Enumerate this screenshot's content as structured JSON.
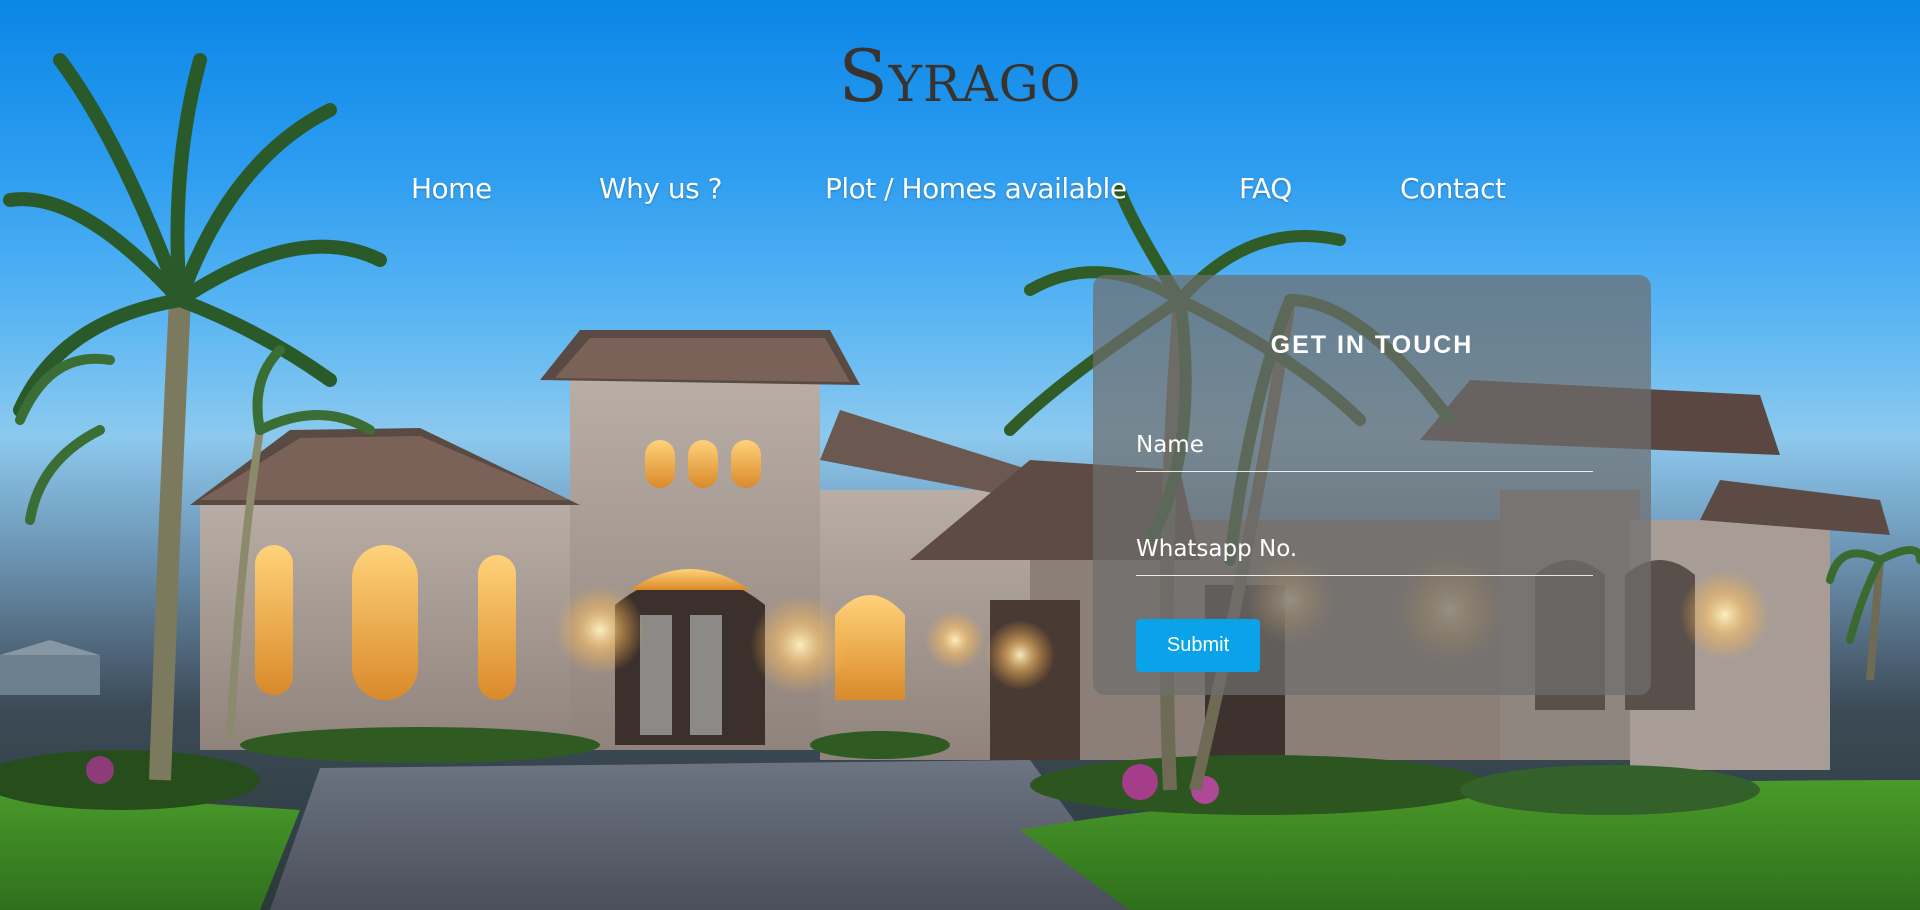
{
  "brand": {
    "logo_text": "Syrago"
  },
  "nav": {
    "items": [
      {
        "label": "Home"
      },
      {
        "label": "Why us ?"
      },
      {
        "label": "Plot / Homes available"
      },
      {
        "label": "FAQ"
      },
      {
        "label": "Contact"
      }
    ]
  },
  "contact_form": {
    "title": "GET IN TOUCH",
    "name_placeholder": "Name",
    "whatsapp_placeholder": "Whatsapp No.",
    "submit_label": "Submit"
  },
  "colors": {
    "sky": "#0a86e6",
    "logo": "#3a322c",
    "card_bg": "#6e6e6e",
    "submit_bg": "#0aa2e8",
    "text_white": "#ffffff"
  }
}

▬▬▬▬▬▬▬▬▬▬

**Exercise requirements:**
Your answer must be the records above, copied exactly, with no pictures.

**Written response:**
Enumerate this screenshot's content as structured JSON.
{
  "brand": {
    "logo_text": "Syrago"
  },
  "nav": {
    "items": [
      {
        "label": "Home"
      },
      {
        "label": "Why us ?"
      },
      {
        "label": "Plot / Homes available"
      },
      {
        "label": "FAQ"
      },
      {
        "label": "Contact"
      }
    ]
  },
  "contact_form": {
    "title": "GET IN TOUCH",
    "name_placeholder": "Name",
    "whatsapp_placeholder": "Whatsapp No.",
    "submit_label": "Submit"
  },
  "colors": {
    "sky": "#0a86e6",
    "logo": "#3a322c",
    "card_bg": "#6e6e6e",
    "submit_bg": "#0aa2e8",
    "text_white": "#ffffff"
  }
}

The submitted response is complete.